Drought Funding


The State Water Board has funding available for projects that address either drought-related urgent drinking water needs or long-term resilience.


Eligible entities include:

  • Public agencies, including counties and Regional Boards
  • Tribal governments
  • Community water systems
  • Non-profit organizations serving disadvantaged communities

For individual households, refer to the following options:

Eligible projects include:

  • Short-term solutions (mostly emergency repairs and drinking water delivery)
    • Bottled water
    • Hauled water (and tanks)
    • Well repair, rehabilitation, and replacements
    • Emergency interties
    • Vending machines
    • Necessary rented or borrowed equipment
  • Long-term solutions
    • New wells
    • Extension of service
    • Regional consolidation
    • Treatment systems
    • Distribution system improvements
    • New tanks
    • Emergency generators
    • Water recycling projects

Organizations and entities interested in funding drinking water programs for schools may apply directly through technical assistance providers. Find more information here.

How to Apply

For emergency assistance: Contact your county office of emergency services

For short-term/emergency projects (see examples below): Complete the Urgent Drinking Water Needs Application and submit to DFA-CAA@waterboards.ca.gov (assistance is available upon request)

For long-term/resiliency projects (see examples below): Complete the funding application online via the Financial Assistance Application Submittal Tool (FAAST).
For small communities, select the Request for Proposal (RFP) titled "Small Community Funding Program, Pre-Application". All other drinking water systems can apply directly to the RFP titled "Drinking Water State Revolving Fund" (either planning or construction). For water recycling projects, use the "Water Recycling Funding Program" RFP.

Funding Process Overview

Once a complete application is submitted, DFA staff will review and follow up with the applicant regarding any questions. Once all questions have been addressed, DFA staff will prepare and submit a funding recommendation to management. The DFA Deputy Director will review and either approve or deny funding.

If funding is approved, DFA staff will notify the Recipient and provide the start date for costs to be incurred. DFA staff will also work with the Recipient to develop a scope of work for the grant agreement.

Funding is through a reimbursement process. It typically takes several months to develop a grant agreement and reimbursements can only be paid out once a funding agreement has been executed. Once the agreement is executed, the Recipient will submit reimbursement requests and progress reports as the project is implemented.

Responsibility During Emergencies

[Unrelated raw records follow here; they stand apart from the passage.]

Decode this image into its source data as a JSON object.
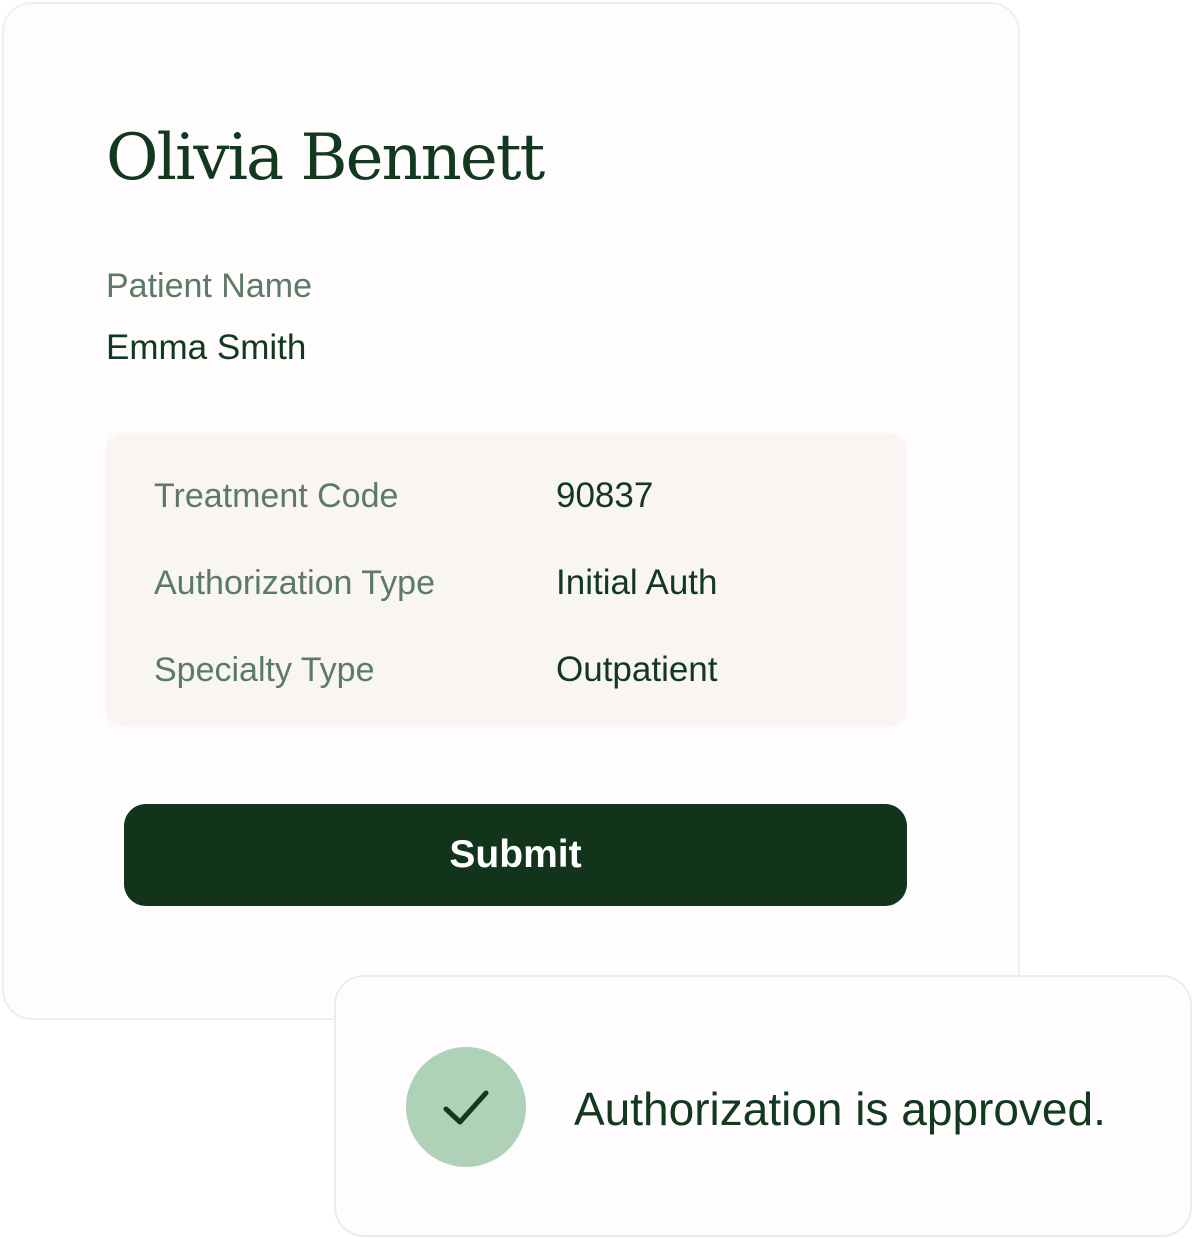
{
  "form": {
    "title": "Olivia Bennett",
    "patient_name_label": "Patient Name",
    "patient_name_value": "Emma Smith",
    "details": [
      {
        "label": "Treatment Code",
        "value": "90837"
      },
      {
        "label": "Authorization Type",
        "value": "Initial Auth"
      },
      {
        "label": "Specialty Type",
        "value": "Outpatient"
      }
    ],
    "submit_label": "Submit"
  },
  "toast": {
    "icon": "check-icon",
    "message": "Authorization is approved."
  },
  "colors": {
    "primary_dark_green": "#11341b",
    "text_green": "#12381f",
    "label_green": "#5d7a66",
    "success_circle": "#aed1b8",
    "details_background": "#f8f5f2"
  }
}
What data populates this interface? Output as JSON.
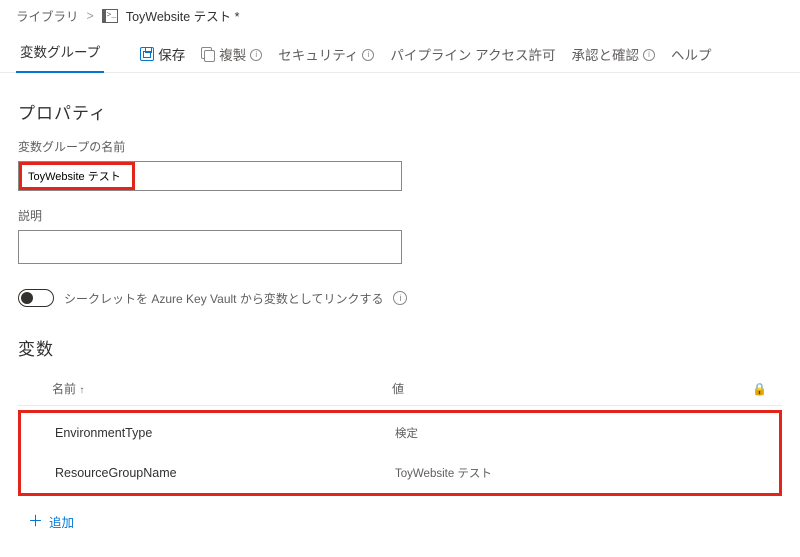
{
  "breadcrumb": {
    "root": "ライブラリ",
    "title": "ToyWebsite テスト *"
  },
  "toolbar": {
    "tab_label": "変数グループ",
    "save": "保存",
    "clone": "複製",
    "security": "セキュリティ",
    "pipeline_perms": "パイプライン アクセス許可",
    "approvals": "承認と確認",
    "help": "ヘルプ"
  },
  "props": {
    "section": "プロパティ",
    "name_label": "変数グループの名前",
    "name_value": "ToyWebsite テスト",
    "desc_label": "説明",
    "desc_value": "",
    "kv_toggle": "シークレットを Azure Key Vault から変数としてリンクする"
  },
  "vars": {
    "section": "変数",
    "col_name": "名前",
    "col_value": "値",
    "rows": [
      {
        "name": "EnvironmentType",
        "value": "検定"
      },
      {
        "name": "ResourceGroupName",
        "value": "ToyWebsite テスト"
      }
    ],
    "add": "追加"
  }
}
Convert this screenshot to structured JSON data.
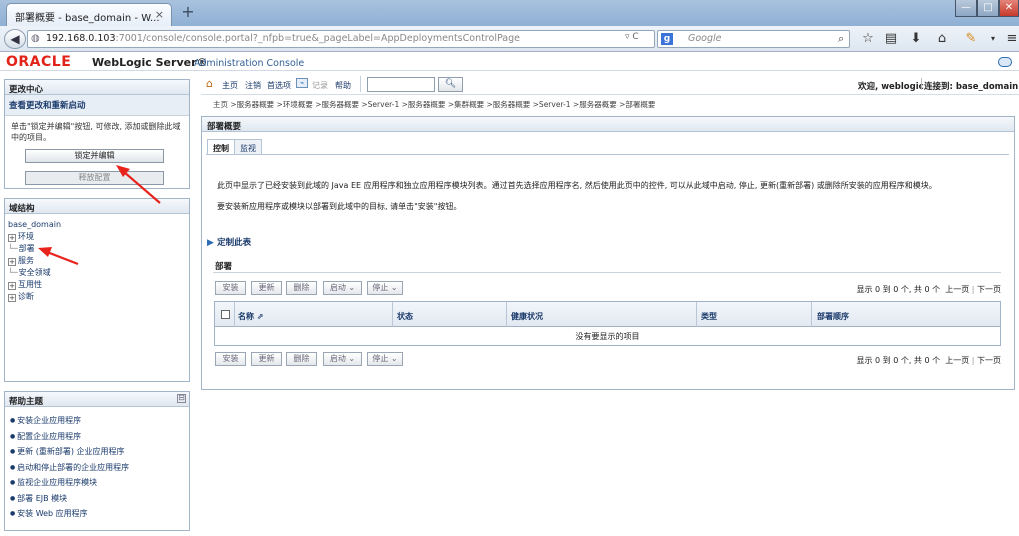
{
  "browser": {
    "tab_title": "部署概要 - base_domain - W...",
    "url_host": "192.168.0.103",
    "url_rest": ":7001/console/console.portal?_nfpb=true&_pageLabel=AppDeploymentsControlPage",
    "search_placeholder": "Google",
    "window_buttons": [
      "—",
      "□",
      "✕"
    ]
  },
  "header": {
    "oracle_logo": "ORACLE",
    "product": "WebLogic Server®",
    "console": "Administration Console"
  },
  "change_center": {
    "title": "更改中心",
    "subtitle": "查看更改和重新启动",
    "text": "单击\"锁定并编辑\"按钮, 可修改, 添加或删除此域中的项目。",
    "lock_button": "锁定并编辑",
    "release_button": "释放配置"
  },
  "domain_structure": {
    "title": "域结构",
    "root": "base_domain",
    "nodes": [
      {
        "label": "环境",
        "expandable": true
      },
      {
        "label": "部署",
        "expandable": false
      },
      {
        "label": "服务",
        "expandable": true
      },
      {
        "label": "安全领域",
        "expandable": false
      },
      {
        "label": "互用性",
        "expandable": true
      },
      {
        "label": "诊断",
        "expandable": true
      }
    ]
  },
  "help_topics": {
    "title": "帮助主题",
    "collapse_glyph": "⊟",
    "items": [
      "安装企业应用程序",
      "配置企业应用程序",
      "更新 (重新部署) 企业应用程序",
      "启动和停止部署的企业应用程序",
      "监视企业应用程序模块",
      "部署 EJB 模块",
      "安装 Web 应用程序"
    ]
  },
  "toolbar": {
    "home": "主页",
    "logout": "注销",
    "preferences": "首选项",
    "record": "记录",
    "help": "帮助",
    "welcome": "欢迎, weblogic",
    "connected": "连接到: base_domain"
  },
  "breadcrumb": "主页 >服务器概要 >环境概要 >服务器概要 >Server-1 >服务器概要 >集群概要 >服务器概要 >Server-1 >服务器概要 >部署概要",
  "main": {
    "title": "部署概要",
    "tabs": [
      "控制",
      "监视"
    ],
    "desc1": "此页中显示了已经安装到此域的 Java EE 应用程序和独立应用程序模块列表。通过首先选择应用程序名, 然后使用此页中的控件, 可以从此域中启动, 停止, 更新(重新部署) 或删除所安装的应用程序和模块。",
    "desc2": "要安装新应用程序或模块以部署到此域中的目标, 请单击\"安装\"按钮。",
    "customize": "定制此表",
    "deployments_title": "部署",
    "actions": [
      "安装",
      "更新",
      "删除",
      "启动 ⌄",
      "停止 ⌄"
    ],
    "pager_info": "显示 0 到 0 个, 共 0 个",
    "prev": "上一页",
    "next": "下一页",
    "columns": [
      "名称 ⇗",
      "状态",
      "健康状况",
      "类型",
      "部署顺序"
    ],
    "empty_text": "没有要显示的项目"
  },
  "annotation_color": "#e8231c"
}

All emergencies begin at the local level and the Local Government is best positioned to provide immediate emergency relief such as bottled and hauled water. Under the State’s Standardized Emergency Management System (SEMS), the Local Government should request assistance and resources from progressive levels of the state's emergency management organization as they exhaust their resources. The CalOES 2016 Administrative Order with the Water Boards outlines the requirement to follow the SEMS process during emergency and disaster operations. This allows the Regional and State organizational levels to respond and provide the required support.

Similarly, a Public Water System (PWS) must first go through their Local Government Office of Emergency Services to request emergency funding for immediate relief while simultaneously notifying the Water Board’s Division of Drinking Water of this request. This allows the request for funding assistance to follow the SEMS organizational levels for effective and timely management of the request while providing the Water Board with situational awareness to assist where necessary.

Map of Funded Projects